A former sheriff’s deputy in Texas was being sought after the authorities said he fatally shot three people in Austin on Sunday.
Joseph Chacon, the interim chief of the Austin Police Department, said the authorities responded to a call about a possible shooting or stabbing in northwest Austin shortly before noon local time on Sunday.
When officers arrived at the scene, near an upscale shopping center called the Arboretum, they found three people — two women and one man — with gunshot wounds, Chief Chacon said. The victims, all of whom were pronounced dead at the scene, were not immediately identified.
Mayor Steve Adler of Austin said on Twitter that the shooting happened at an apartment complex called Arboretum Oaks.
The authorities identified the gunman as Stephen Nicholas Broderick, 41. Chief Chacon said on Sunday afternoon that it was his “understanding” that Mr. Broderick “at one time” worked as a sheriff’s deputy in Travis County, which includes Austin. He did not elaborate. A man with Mr. Broderick’s name and date of birth had been employed at the sheriff’s office in Travis County until June of last year, when he was arrested and charged with sexual assault of a child, according to Kristen Dark, a spokeswoman for the office. The employee, who worked as a detective on property crimes, resigned after his arrest, she said.

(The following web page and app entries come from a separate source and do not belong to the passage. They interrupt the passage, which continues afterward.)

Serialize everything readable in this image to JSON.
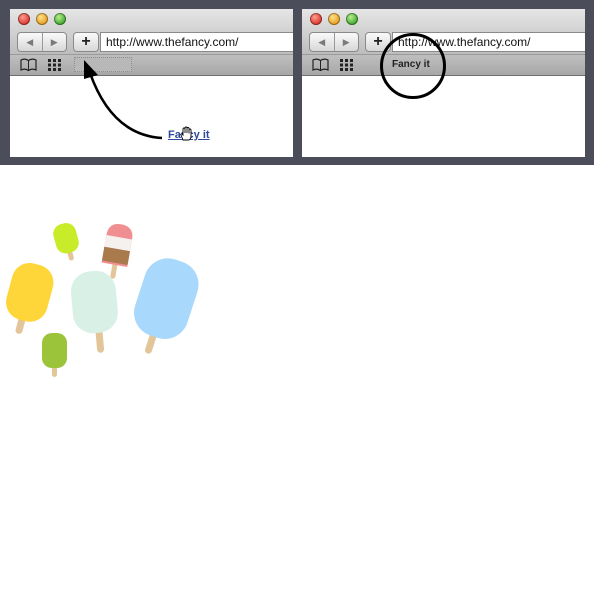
{
  "browser_before": {
    "url": "http://www.thefancy.com/",
    "new_bookmark_button": "+",
    "back_button": "◀",
    "forward_button": "▶",
    "page_link": "Fancy it"
  },
  "browser_after": {
    "url": "http://www.thefancy.com/",
    "new_bookmark_button": "+",
    "back_button": "◀",
    "forward_button": "▶",
    "bookmark_label": "Fancy it"
  },
  "colors": {
    "frame_background": "#4b4e5a",
    "link": "#2b4a9e",
    "popsicle_yellow": "#ffd63a",
    "popsicle_lime": "#c8ec2a",
    "popsicle_mint": "#d8f0e6",
    "popsicle_blue": "#a8d8fb",
    "popsicle_green": "#9cc43a",
    "popsicle_pink": "#f08f92",
    "stick": "#e3c59a"
  },
  "icons": [
    "book-icon",
    "grid-icon",
    "hand-cursor-icon",
    "curved-arrow-icon"
  ]
}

Travis County Sheriff Sally Hernandez said in a statement “I’m shocked and saddened by this horrific news” and that her office is ready to assist in the investigation and help the victim’s families.
Citing court records, The Austin-American Statesman reported that Mr. Broderick’s wife filed for a protective order and for divorce shortly after his arrest.
“If you see him, he is considered armed and dangerous at this point,” Chief Chacon said on Sunday. “We still do not have this scene completely under control. Obviously, this is a tragedy. We have people who have lost their lives out here.”
Chief Chacon said that investigators believed that the gunman knew the people who were shot.
“Our preliminary investigation indicates that he did know the victims and that it was certainly targeted to them,” Chief Chacon said. “However, I would say that the danger still remains high at this point, and we want to make sure that people understand that part.”
A shelter-in-place order that was issued for residents and businesses in the area of the shooting was lifted on Sunday afternoon, but Chief Chacon said people in the area should be vigilant and look out for the gunman, who he said was last seen wearing a gray hooded sweatshirt, sunglasses and a baseball cap.
“We are going to continue to look for this individual because he continues to pose a threat to this community,” Chief Chacon said. Earlier, the chief had said the gunman “might possibly take a hostage and be himself sheltered somewhere waiting for us to leave.”
Andy Brown, who, as the Travis County judge is the county’s chief executive, called on state lawmakers in Texas to work to prevent shootings like the one in Austin on Sunday.
“This is a tragedy we endure too often,” Mr. Brown said in an interview. “Our legislators have to come together to find common ground to prevent mass shootings like this.”
“My heart is broken today,” he added. “We need to do better.”